> **Work order**
Reproduce each line below with no alterations.

> **Data excerpts**
──────────────────────────────

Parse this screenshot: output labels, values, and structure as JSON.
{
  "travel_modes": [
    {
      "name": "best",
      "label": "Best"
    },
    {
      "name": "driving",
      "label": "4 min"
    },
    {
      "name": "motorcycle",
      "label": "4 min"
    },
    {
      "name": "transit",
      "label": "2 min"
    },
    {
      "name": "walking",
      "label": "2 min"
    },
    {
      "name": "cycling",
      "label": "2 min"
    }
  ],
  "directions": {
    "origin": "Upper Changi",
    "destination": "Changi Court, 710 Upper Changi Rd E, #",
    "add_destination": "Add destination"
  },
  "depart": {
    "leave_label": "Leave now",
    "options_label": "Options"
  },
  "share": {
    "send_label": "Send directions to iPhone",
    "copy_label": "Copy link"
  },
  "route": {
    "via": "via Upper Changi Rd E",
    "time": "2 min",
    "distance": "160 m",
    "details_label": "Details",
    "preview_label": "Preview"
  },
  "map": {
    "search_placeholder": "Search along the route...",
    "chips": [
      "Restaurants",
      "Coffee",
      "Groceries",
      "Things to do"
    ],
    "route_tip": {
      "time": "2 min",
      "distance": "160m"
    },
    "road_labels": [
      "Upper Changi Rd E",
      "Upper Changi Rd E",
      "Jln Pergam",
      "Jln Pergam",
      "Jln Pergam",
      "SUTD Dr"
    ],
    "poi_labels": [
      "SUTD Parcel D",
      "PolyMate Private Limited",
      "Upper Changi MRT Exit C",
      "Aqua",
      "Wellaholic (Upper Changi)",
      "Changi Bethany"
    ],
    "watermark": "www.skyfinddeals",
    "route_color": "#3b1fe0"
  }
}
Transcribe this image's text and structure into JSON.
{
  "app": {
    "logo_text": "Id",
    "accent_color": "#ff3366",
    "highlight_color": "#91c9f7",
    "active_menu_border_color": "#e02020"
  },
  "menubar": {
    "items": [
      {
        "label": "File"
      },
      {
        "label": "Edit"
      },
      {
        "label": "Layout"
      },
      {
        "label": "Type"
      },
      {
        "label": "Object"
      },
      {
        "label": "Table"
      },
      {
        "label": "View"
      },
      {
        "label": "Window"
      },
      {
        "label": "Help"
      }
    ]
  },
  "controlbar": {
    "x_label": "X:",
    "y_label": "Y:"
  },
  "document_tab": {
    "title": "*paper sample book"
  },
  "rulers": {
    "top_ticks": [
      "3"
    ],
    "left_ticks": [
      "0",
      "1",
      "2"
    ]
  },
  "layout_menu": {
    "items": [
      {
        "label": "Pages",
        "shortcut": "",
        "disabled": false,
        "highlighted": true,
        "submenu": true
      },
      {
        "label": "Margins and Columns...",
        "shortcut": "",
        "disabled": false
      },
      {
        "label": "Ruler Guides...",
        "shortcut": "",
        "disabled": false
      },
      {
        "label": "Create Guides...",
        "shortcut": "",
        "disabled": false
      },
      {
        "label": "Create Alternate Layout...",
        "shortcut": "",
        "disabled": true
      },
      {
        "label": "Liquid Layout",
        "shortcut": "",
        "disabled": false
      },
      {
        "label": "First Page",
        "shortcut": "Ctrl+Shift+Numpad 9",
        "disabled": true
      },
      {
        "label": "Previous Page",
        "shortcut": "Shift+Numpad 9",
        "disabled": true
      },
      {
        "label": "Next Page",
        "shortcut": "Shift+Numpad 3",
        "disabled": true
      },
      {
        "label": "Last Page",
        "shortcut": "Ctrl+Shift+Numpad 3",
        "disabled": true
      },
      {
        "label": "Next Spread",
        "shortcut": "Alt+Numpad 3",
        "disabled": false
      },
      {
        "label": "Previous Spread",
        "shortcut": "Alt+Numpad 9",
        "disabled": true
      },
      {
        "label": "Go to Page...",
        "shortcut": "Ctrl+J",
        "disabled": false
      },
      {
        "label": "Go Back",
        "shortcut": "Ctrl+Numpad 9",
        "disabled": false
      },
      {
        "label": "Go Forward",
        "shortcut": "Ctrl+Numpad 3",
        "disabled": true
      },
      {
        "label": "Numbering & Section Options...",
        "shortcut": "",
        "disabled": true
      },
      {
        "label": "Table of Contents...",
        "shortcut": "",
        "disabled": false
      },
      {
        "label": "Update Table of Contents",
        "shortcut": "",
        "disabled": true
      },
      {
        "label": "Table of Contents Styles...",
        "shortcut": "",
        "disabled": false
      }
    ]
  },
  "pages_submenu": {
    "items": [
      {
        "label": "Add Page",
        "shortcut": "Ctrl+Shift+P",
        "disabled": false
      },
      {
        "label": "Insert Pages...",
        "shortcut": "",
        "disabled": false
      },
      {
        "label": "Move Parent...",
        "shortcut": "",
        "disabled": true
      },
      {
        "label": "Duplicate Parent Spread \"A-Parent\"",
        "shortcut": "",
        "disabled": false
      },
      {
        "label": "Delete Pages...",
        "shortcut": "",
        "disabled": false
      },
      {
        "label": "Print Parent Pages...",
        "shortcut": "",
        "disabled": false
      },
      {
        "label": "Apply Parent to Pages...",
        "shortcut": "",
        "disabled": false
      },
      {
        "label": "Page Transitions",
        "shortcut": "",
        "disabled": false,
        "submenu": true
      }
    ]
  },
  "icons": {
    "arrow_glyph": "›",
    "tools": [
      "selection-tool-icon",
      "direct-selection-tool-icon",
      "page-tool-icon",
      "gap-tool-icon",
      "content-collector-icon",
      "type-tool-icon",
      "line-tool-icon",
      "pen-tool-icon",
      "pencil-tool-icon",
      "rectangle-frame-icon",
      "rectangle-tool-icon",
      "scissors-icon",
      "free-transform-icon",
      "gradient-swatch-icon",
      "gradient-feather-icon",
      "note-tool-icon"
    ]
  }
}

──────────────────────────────

> **Problem solution**
Parse this screenshot: output labels, values, and structure as JSON.
{
  "travel_modes": [
    {
      "name": "best",
      "label": "Best"
    },
    {
      "name": "driving",
      "label": "4 min"
    },
    {
      "name": "motorcycle",
      "label": "4 min"
    },
    {
      "name": "transit",
      "label": "2 min"
    },
    {
      "name": "walking",
      "label": "2 min"
    },
    {
      "name": "cycling",
      "label": "2 min"
    }
  ],
  "directions": {
    "origin": "Upper Changi",
    "destination": "Changi Court, 710 Upper Changi Rd E, #",
    "add_destination": "Add destination"
  },
  "depart": {
    "leave_label": "Leave now",
    "options_label": "Options"
  },
  "share": {
    "send_label": "Send directions to iPhone",
    "copy_label": "Copy link"
  },
  "route": {
    "via": "via Upper Changi Rd E",
    "time": "2 min",
    "distance": "160 m",
    "details_label": "Details",
    "preview_label": "Preview"
  },
  "map": {
    "search_placeholder": "Search along the route...",
    "chips": [
      "Restaurants",
      "Coffee",
      "Groceries",
      "Things to do"
    ],
    "route_tip": {
      "time": "2 min",
      "distance": "160m"
    },
    "road_labels": [
      "Upper Changi Rd E",
      "Upper Changi Rd E",
      "Jln Pergam",
      "Jln Pergam",
      "Jln Pergam",
      "SUTD Dr"
    ],
    "poi_labels": [
      "SUTD Parcel D",
      "PolyMate Private Limited",
      "Upper Changi MRT Exit C",
      "Aqua",
      "Wellaholic (Upper Changi)",
      "Changi Bethany"
    ],
    "watermark": "www.skyfinddeals",
    "route_color": "#3b1fe0"
  }
}
Transcribe this image's text and structure into JSON.
{
  "app": {
    "logo_text": "Id",
    "accent_color": "#ff3366",
    "highlight_color": "#91c9f7",
    "active_menu_border_color": "#e02020"
  },
  "menubar": {
    "items": [
      {
        "label": "File"
      },
      {
        "label": "Edit"
      },
      {
        "label": "Layout"
      },
      {
        "label": "Type"
      },
      {
        "label": "Object"
      },
      {
        "label": "Table"
      },
      {
        "label": "View"
      },
      {
        "label": "Window"
      },
      {
        "label": "Help"
      }
    ]
  },
  "controlbar": {
    "x_label": "X:",
    "y_label": "Y:"
  },
  "document_tab": {
    "title": "*paper sample book"
  },
  "rulers": {
    "top_ticks": [
      "3"
    ],
    "left_ticks": [
      "0",
      "1",
      "2"
    ]
  },
  "layout_menu": {
    "items": [
      {
        "label": "Pages",
        "shortcut": "",
        "disabled": false,
        "highlighted": true,
        "submenu": true
      },
      {
        "label": "Margins and Columns...",
        "shortcut": "",
        "disabled": false
      },
      {
        "label": "Ruler Guides...",
        "shortcut": "",
        "disabled": false
      },
      {
        "label": "Create Guides...",
        "shortcut": "",
        "disabled": false
      },
      {
        "label": "Create Alternate Layout...",
        "shortcut": "",
        "disabled": true
      },
      {
        "label": "Liquid Layout",
        "shortcut": "",
        "disabled": false
      },
      {
        "label": "First Page",
        "shortcut": "Ctrl+Shift+Numpad 9",
        "disabled": true
      },
      {
        "label": "Previous Page",
        "shortcut": "Shift+Numpad 9",
        "disabled": true
      },
      {
        "label": "Next Page",
        "shortcut": "Shift+Numpad 3",
        "disabled": true
      },
      {
        "label": "Last Page",
        "shortcut": "Ctrl+Shift+Numpad 3",
        "disabled": true
      },
      {
        "label": "Next Spread",
        "shortcut": "Alt+Numpad 3",
        "disabled": false
      },
      {
        "label": "Previous Spread",
        "shortcut": "Alt+Numpad 9",
        "disabled": true
      },
      {
        "label": "Go to Page...",
        "shortcut": "Ctrl+J",
        "disabled": false
      },
      {
        "label": "Go Back",
        "shortcut": "Ctrl+Numpad 9",
        "disabled": false
      },
      {
        "label": "Go Forward",
        "shortcut": "Ctrl+Numpad 3",
        "disabled": true
      },
      {
        "label": "Numbering & Section Options...",
        "shortcut": "",
        "disabled": true
      },
      {
        "label": "Table of Contents...",
        "shortcut": "",
        "disabled": false
      },
      {
        "label": "Update Table of Contents",
        "shortcut": "",
        "disabled": true
      },
      {
        "label": "Table of Contents Styles...",
        "shortcut": "",
        "disabled": false
      }
    ]
  },
  "pages_submenu": {
    "items": [
      {
        "label": "Add Page",
        "shortcut": "Ctrl+Shift+P",
        "disabled": false
      },
      {
        "label": "Insert Pages...",
        "shortcut": "",
        "disabled": false
      },
      {
        "label": "Move Parent...",
        "shortcut": "",
        "disabled": true
      },
      {
        "label": "Duplicate Parent Spread \"A-Parent\"",
        "shortcut": "",
        "disabled": false
      },
      {
        "label": "Delete Pages...",
        "shortcut": "",
        "disabled": false
      },
      {
        "label": "Print Parent Pages...",
        "shortcut": "",
        "disabled": false
      },
      {
        "label": "Apply Parent to Pages...",
        "shortcut": "",
        "disabled": false
      },
      {
        "label": "Page Transitions",
        "shortcut": "",
        "disabled": false,
        "submenu": true
      }
    ]
  },
  "icons": {
    "arrow_glyph": "›",
    "tools": [
      "selection-tool-icon",
      "direct-selection-tool-icon",
      "page-tool-icon",
      "gap-tool-icon",
      "content-collector-icon",
      "type-tool-icon",
      "line-tool-icon",
      "pen-tool-icon",
      "pencil-tool-icon",
      "rectangle-frame-icon",
      "rectangle-tool-icon",
      "scissors-icon",
      "free-transform-icon",
      "gradient-swatch-icon",
      "gradient-feather-icon",
      "note-tool-icon"
    ]
  }
}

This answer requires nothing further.